▸ **Prompt**: Within the records, which lines hold the string "title"? Report each one by copying it.

*** Opening of Dataset excerpts ***

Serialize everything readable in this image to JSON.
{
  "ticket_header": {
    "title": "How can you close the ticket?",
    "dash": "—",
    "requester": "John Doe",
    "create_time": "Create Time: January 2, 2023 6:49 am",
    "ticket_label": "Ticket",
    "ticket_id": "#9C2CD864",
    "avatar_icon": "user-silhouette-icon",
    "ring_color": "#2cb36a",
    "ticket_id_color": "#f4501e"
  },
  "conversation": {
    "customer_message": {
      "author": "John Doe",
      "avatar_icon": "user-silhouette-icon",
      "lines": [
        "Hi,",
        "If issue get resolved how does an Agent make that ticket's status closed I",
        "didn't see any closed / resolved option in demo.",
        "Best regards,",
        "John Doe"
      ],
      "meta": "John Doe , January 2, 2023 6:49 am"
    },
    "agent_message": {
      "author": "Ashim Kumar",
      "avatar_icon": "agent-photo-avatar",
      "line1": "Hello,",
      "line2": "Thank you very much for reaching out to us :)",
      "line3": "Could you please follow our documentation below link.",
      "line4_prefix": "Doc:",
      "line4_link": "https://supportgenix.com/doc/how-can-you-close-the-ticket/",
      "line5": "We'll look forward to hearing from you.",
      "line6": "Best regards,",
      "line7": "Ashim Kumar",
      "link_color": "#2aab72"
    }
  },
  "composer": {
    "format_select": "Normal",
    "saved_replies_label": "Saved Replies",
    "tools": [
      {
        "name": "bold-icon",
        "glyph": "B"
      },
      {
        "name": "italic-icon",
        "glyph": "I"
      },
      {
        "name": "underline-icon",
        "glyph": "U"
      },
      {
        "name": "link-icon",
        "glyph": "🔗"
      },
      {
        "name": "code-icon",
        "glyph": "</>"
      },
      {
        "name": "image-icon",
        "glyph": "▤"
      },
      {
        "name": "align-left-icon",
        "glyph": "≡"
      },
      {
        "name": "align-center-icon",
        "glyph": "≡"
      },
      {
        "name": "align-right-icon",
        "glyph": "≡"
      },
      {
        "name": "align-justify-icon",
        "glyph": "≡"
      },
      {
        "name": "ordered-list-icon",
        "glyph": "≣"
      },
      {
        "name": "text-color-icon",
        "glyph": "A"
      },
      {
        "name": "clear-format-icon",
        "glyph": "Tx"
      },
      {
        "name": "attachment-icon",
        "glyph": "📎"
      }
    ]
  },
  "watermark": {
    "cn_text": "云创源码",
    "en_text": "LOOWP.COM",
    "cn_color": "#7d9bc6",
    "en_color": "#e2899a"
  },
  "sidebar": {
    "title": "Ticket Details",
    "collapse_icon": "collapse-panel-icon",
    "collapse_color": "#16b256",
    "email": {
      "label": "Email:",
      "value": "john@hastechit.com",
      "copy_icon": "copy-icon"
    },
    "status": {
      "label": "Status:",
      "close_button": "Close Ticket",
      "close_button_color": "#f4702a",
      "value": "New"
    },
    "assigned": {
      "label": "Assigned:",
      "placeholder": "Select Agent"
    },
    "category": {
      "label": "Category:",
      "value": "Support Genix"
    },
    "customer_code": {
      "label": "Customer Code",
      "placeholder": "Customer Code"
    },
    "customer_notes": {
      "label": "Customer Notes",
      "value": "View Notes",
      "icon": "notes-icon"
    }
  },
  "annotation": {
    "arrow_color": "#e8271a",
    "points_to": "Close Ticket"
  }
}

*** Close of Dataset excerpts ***

▸ **Answer to this exercise**:
    "title": "How can you close the ticket?",
    "title": "Ticket Details",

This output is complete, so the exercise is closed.